Frances Révész-Ferryman

Frances (Ferensz, Fransz) Révész-Ferryman
(1893 Boedapest – 1983 New York)

Architect, painter, woodblock printer and New York stampdealer.
Student of Walter Sickert & Frank Brangwyn

Frances Révész-Ferryman studied in the University of Architecture in Budapest (Hongary) but also studied painting under Walter Sickert (1860-1942) and Frank Brangwyn (1867-1956) in London. From London he emigrated to America in 1923 with his wife and son and went to live in Little Neck, New York.
From his lifelong hobby of stamp collecting he made his living starting the F.R. Ferryman Stamp Business located across New York’s Public Library on 5th Av. He continued painting in oils, watercolor and pastels all his life.
His exhibition record showing some 30 one man shows, in the New York area, but also included are Australia and shows in Chicago, Philadelphia, Dresden, Budapest and others.
His work is represented in many museums around the world and appreciated for its modernistic style and wonderful use of color.

According to an exhibition catalogue of a retrospective of his work in 1968 he won numerous awards.

Frances was evidently, and as you can see here in this posting, a wonderful woodblock printer. I brought together all his printwork I coud find (there is one more but the picture of the two cockatoo's is not very good) . It is difficult to compare his style and use of color with works of colleagues or contemporary printing artists. The poultry and birds printed by Martin Erich Philipp (1887-1978) coming to mind, as does William Giles (1872-1939) and Walter Klemm (1883-1957). Maybe some of his prints bare resemblance to the works of American visionary bird painter Jessie Arms Botke (1883-1971).

(Is there is a hint in Martin Erich Philipp's Cardinals (1924) inspiring Ferryman to his colorful bee-eaters?)

Before short I had never seen nor ever came across any of Ferryman’s wonderfull prints or paintings. And very recently I am very happy to have acquired one of his prints next to my mainly flower prints.

I think it is time to shine the light on these obscured woodblock marvels. Surely there are more prints by his hand. These are the ones I dug up and share today. They are all from the late 1920 and early 1930's and I would like to know more about edition numbers. The dancing print is 12/20, so probably his editions weren't very large.
Please let me know if you know of others, I will show them in a separate posting later... His oil paintings sometimes show up in auctions and are priced in the "couple to several thousand $$ region".

Emigrating to England and the USA Ferensz Révész probably than extended his Hungarian family name in Frances Révész-Ferryman (Révész is Hongarian for Ferryman).

PS: sometimes 1947 is given as the year of death but that is obviously a mistake.

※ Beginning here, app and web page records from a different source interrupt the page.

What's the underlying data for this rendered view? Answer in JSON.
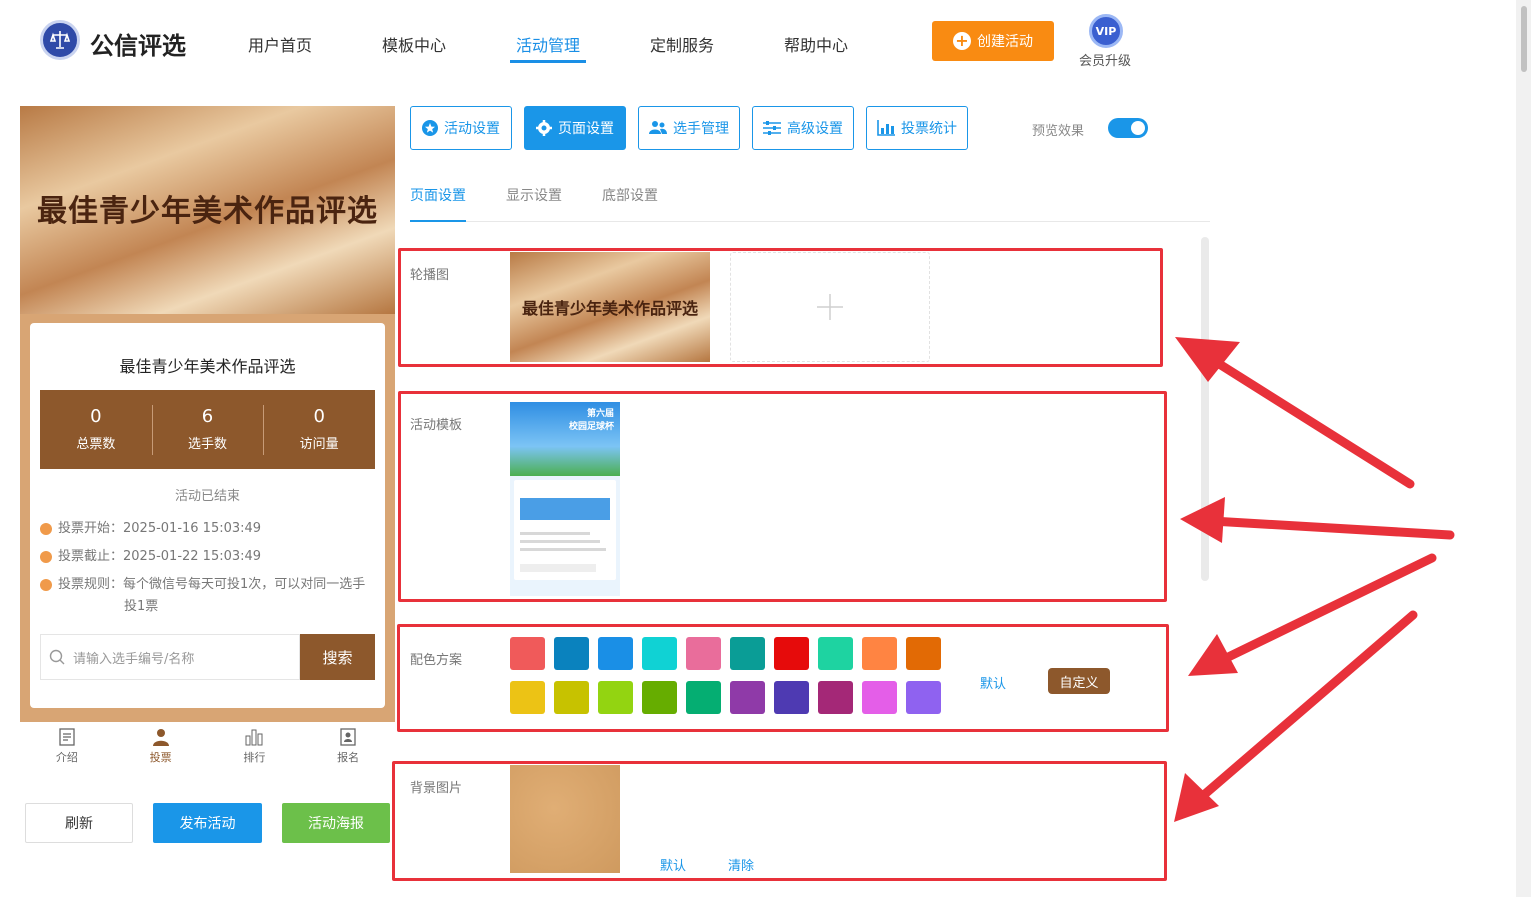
{
  "header": {
    "logo_text": "公信评选",
    "nav": [
      "用户首页",
      "模板中心",
      "活动管理",
      "定制服务",
      "帮助中心"
    ],
    "active_nav": "活动管理",
    "create_button": "创建活动",
    "vip_badge": "VIP",
    "vip_label": "会员升级"
  },
  "preview": {
    "banner_title": "最佳青少年美术作品评选",
    "card_title": "最佳青少年美术作品评选",
    "stats": [
      {
        "value": "0",
        "label": "总票数"
      },
      {
        "value": "6",
        "label": "选手数"
      },
      {
        "value": "0",
        "label": "访问量"
      }
    ],
    "status": "活动已结束",
    "vote_start": "投票开始：2025-01-16 15:03:49",
    "vote_end": "投票截止：2025-01-22 15:03:49",
    "vote_rule_line1": "投票规则：每个微信号每天可投1次，可以对同一选手",
    "vote_rule_line2": "投1票",
    "search_placeholder": "请输入选手编号/名称",
    "search_button": "搜索",
    "tabs": [
      "介绍",
      "投票",
      "排行",
      "报名"
    ],
    "active_tab": "投票"
  },
  "actions": {
    "refresh": "刷新",
    "publish": "发布活动",
    "poster": "活动海报"
  },
  "settings": {
    "top_tabs": [
      "活动设置",
      "页面设置",
      "选手管理",
      "高级设置",
      "投票统计"
    ],
    "active_top_tab": "页面设置",
    "preview_toggle_label": "预览效果",
    "preview_toggle_on": true,
    "sub_tabs": [
      "页面设置",
      "显示设置",
      "底部设置"
    ],
    "active_sub_tab": "页面设置",
    "carousel_label": "轮播图",
    "carousel_image_text": "最佳青少年美术作品评选",
    "template_label": "活动模板",
    "template_thumb_text": "第六届\n校园足球杯",
    "color_label": "配色方案",
    "colors": [
      "#f05a5a",
      "#0a82be",
      "#1a8fe6",
      "#10d2d4",
      "#e96d9b",
      "#0a9d96",
      "#e60b0b",
      "#1ed3a1",
      "#ff8442",
      "#e26a05",
      "#ecc315",
      "#c7c200",
      "#93d411",
      "#66ad00",
      "#05ae72",
      "#8f3aa8",
      "#4e3ab2",
      "#a42877",
      "#e45ee8",
      "#8f62f0"
    ],
    "color_default": "默认",
    "color_custom": "自定义",
    "background_label": "背景图片",
    "background_default": "默认",
    "background_clear": "清除",
    "accent": "#1a96e8",
    "theme_brown": "#8d582c"
  }
}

  1. These are pretty nice and fortunately nothing like either Sickert or Brangwyn. I think it's just the lack of a keyblock or black defintion that makes them look like other people. Klemm's uusally a alot more heavy-handed than this. The feel is rather unique.

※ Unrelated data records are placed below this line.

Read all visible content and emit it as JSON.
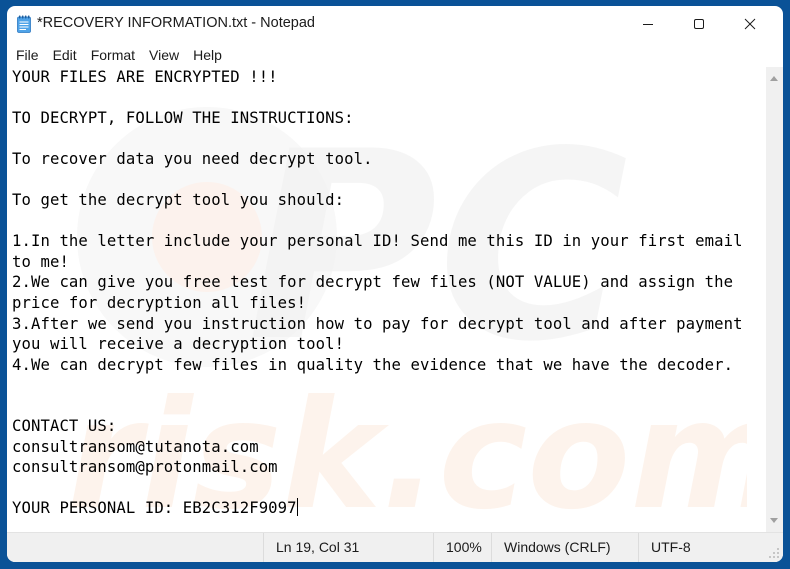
{
  "window": {
    "title": "*RECOVERY INFORMATION.txt - Notepad",
    "app_icon": "notepad-icon",
    "controls": {
      "minimize": "minimize-icon",
      "maximize": "maximize-icon",
      "close": "close-icon"
    }
  },
  "menu": {
    "items": [
      {
        "label": "File"
      },
      {
        "label": "Edit"
      },
      {
        "label": "Format"
      },
      {
        "label": "View"
      },
      {
        "label": "Help"
      }
    ]
  },
  "editor": {
    "lines": [
      "YOUR FILES ARE ENCRYPTED !!!",
      "",
      "TO DECRYPT, FOLLOW THE INSTRUCTIONS:",
      "",
      "To recover data you need decrypt tool.",
      "",
      "To get the decrypt tool you should:",
      "",
      "1.In the letter include your personal ID! Send me this ID in your first email",
      "to me!",
      "2.We can give you free test for decrypt few files (NOT VALUE) and assign the",
      "price for decryption all files!",
      "3.After we send you instruction how to pay for decrypt tool and after payment",
      "you will receive a decryption tool!",
      "4.We can decrypt few files in quality the evidence that we have the decoder.",
      "",
      "",
      "CONTACT US:",
      "consultransom@tutanota.com",
      "consultransom@protonmail.com",
      "",
      "YOUR PERSONAL ID: EB2C312F9097"
    ],
    "watermark": {
      "top_text": "PC",
      "bottom_text": "risk.com"
    }
  },
  "statusbar": {
    "position": "Ln 19, Col 31",
    "zoom": "100%",
    "line_ending": "Windows (CRLF)",
    "encoding": "UTF-8"
  },
  "colors": {
    "desktop_background": "#0a5297",
    "window_background": "#ffffff",
    "statusbar_background": "#f0f0f0",
    "icon_accent": "#2b88d8"
  }
}
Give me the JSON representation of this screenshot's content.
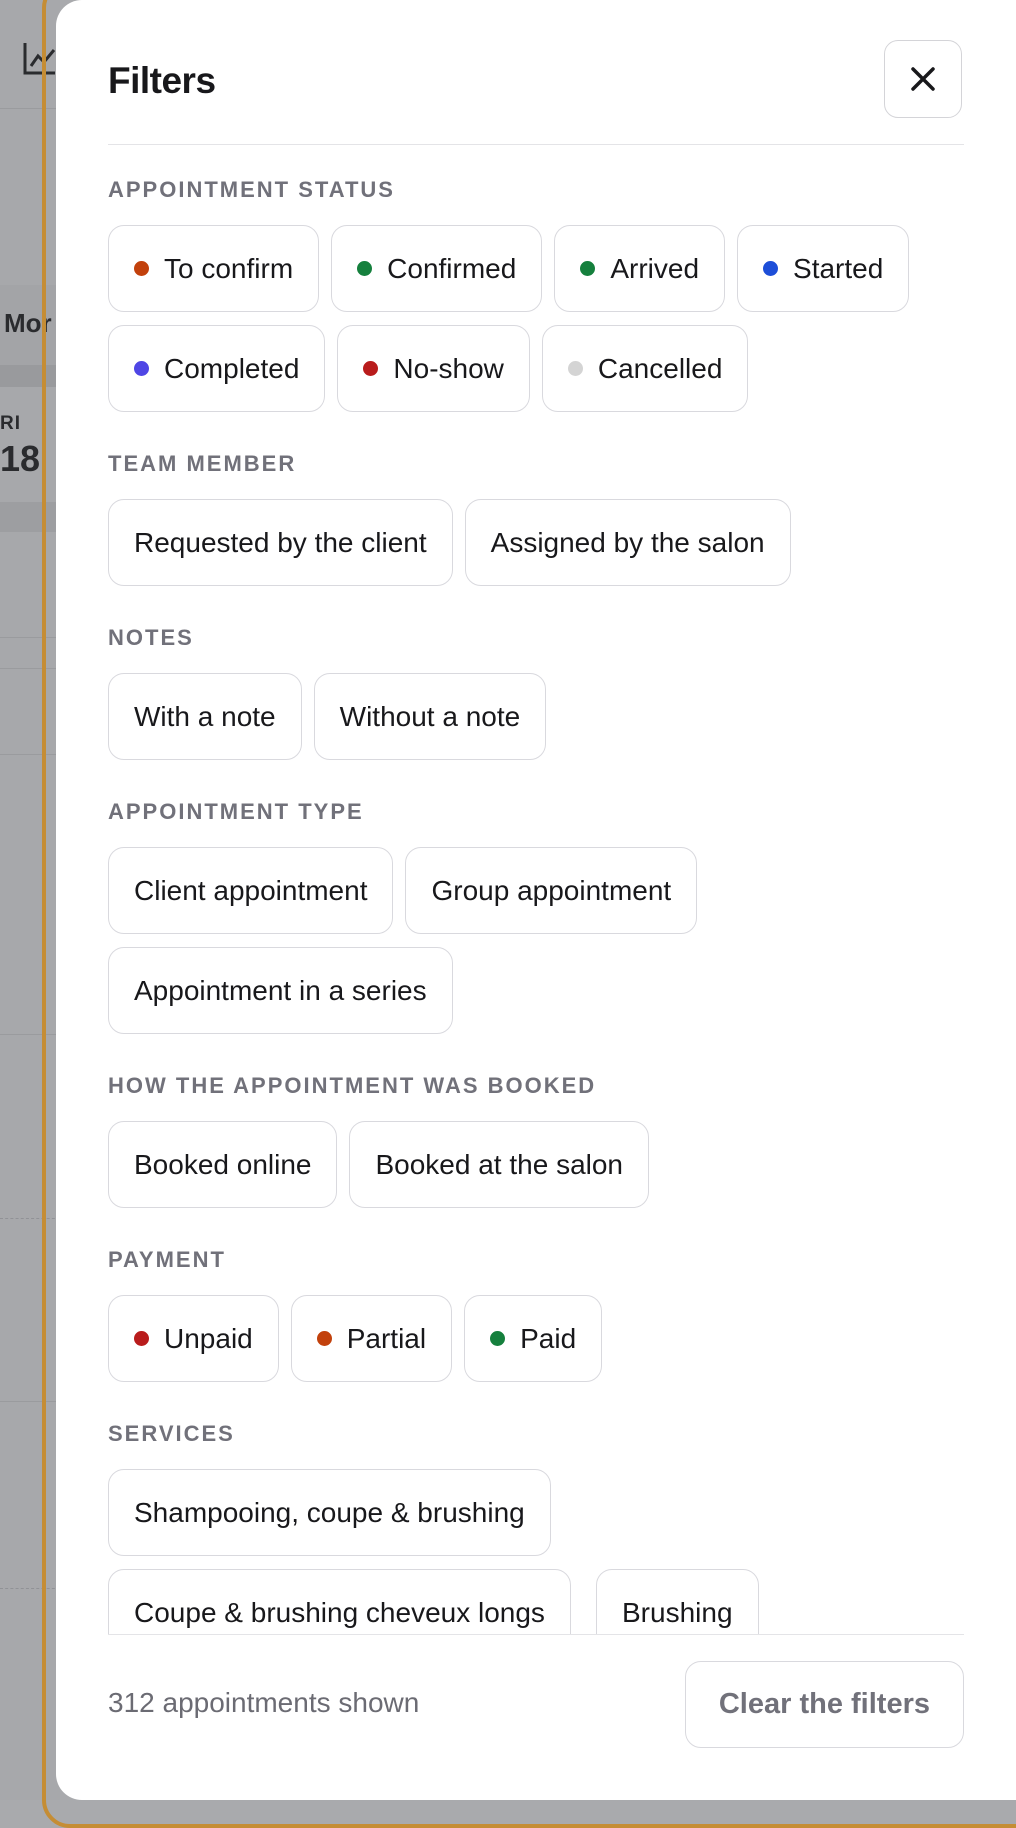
{
  "background": {
    "mon_label": "Mor",
    "fri_label": "RI",
    "day_number": "18"
  },
  "drawer": {
    "title": "Filters",
    "close_icon": "close-icon",
    "sections": [
      {
        "title": "APPOINTMENT STATUS",
        "chips": [
          {
            "label": "To confirm",
            "dot": "#c2410c"
          },
          {
            "label": "Confirmed",
            "dot": "#15803d"
          },
          {
            "label": "Arrived",
            "dot": "#15803d"
          },
          {
            "label": "Started",
            "dot": "#1d4ed8"
          },
          {
            "label": "Completed",
            "dot": "#4f46e5"
          },
          {
            "label": "No-show",
            "dot": "#b91c1c"
          },
          {
            "label": "Cancelled",
            "dot": "#d4d4d4"
          }
        ]
      },
      {
        "title": "TEAM MEMBER",
        "chips": [
          {
            "label": "Requested by the client"
          },
          {
            "label": "Assigned by the salon"
          }
        ]
      },
      {
        "title": "NOTES",
        "chips": [
          {
            "label": "With a note"
          },
          {
            "label": "Without a note"
          }
        ]
      },
      {
        "title": "APPOINTMENT TYPE",
        "chips": [
          {
            "label": "Client appointment"
          },
          {
            "label": "Group appointment"
          },
          {
            "label": "Appointment in a series"
          }
        ]
      },
      {
        "title": "HOW THE APPOINTMENT WAS BOOKED",
        "chips": [
          {
            "label": "Booked online"
          },
          {
            "label": "Booked at the salon"
          }
        ]
      },
      {
        "title": "PAYMENT",
        "chips": [
          {
            "label": "Unpaid",
            "dot": "#b91c1c"
          },
          {
            "label": "Partial",
            "dot": "#c2410c"
          },
          {
            "label": "Paid",
            "dot": "#15803d"
          }
        ]
      },
      {
        "title": "SERVICES",
        "chips": [
          {
            "label": "Shampooing, coupe & brushing"
          },
          {
            "label": "Coupe & brushing cheveux longs"
          },
          {
            "label": "Brushing"
          }
        ]
      }
    ],
    "footer": {
      "count_text": "312 appointments shown",
      "clear_label": "Clear the filters"
    }
  }
}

    You don't tell us which one is yours - or how we managed to miss it. You are mysterious, you know that?

  2. Hello Haji,
    surely not using a keyblock is giving them the feel of a pastel drawing. It's the fighting roosters-print that came up suddenly in a buy-now last week and although not directly in my field I couldn't resist the impuls. Like I'ld like to have a merry parrot print by MEPH next to my flowers. Thiemann printed a rooster too as I recall.
    Thanks for stopping by.

  3. Gerrie, Thiemann's rooster is in a class of its own.

  4. I came across this post today since I acquired a copy of the above "Kolibris" a couple of weeks ago.
    As I learnt from a Galerist in Budapest Ferryman's prints are not considered to be woodblocks but Monotypia.
    I do not know whether this makes much of a difference to all of you, but I thought I might pass on the Information.
    Further in some sources the birthplace ist referred to as "Síofok" (Hungary), not Budapest.
    Regards, Wolfgang

    1. Thank you, danke for stopping by and leaving a comment Wolfgang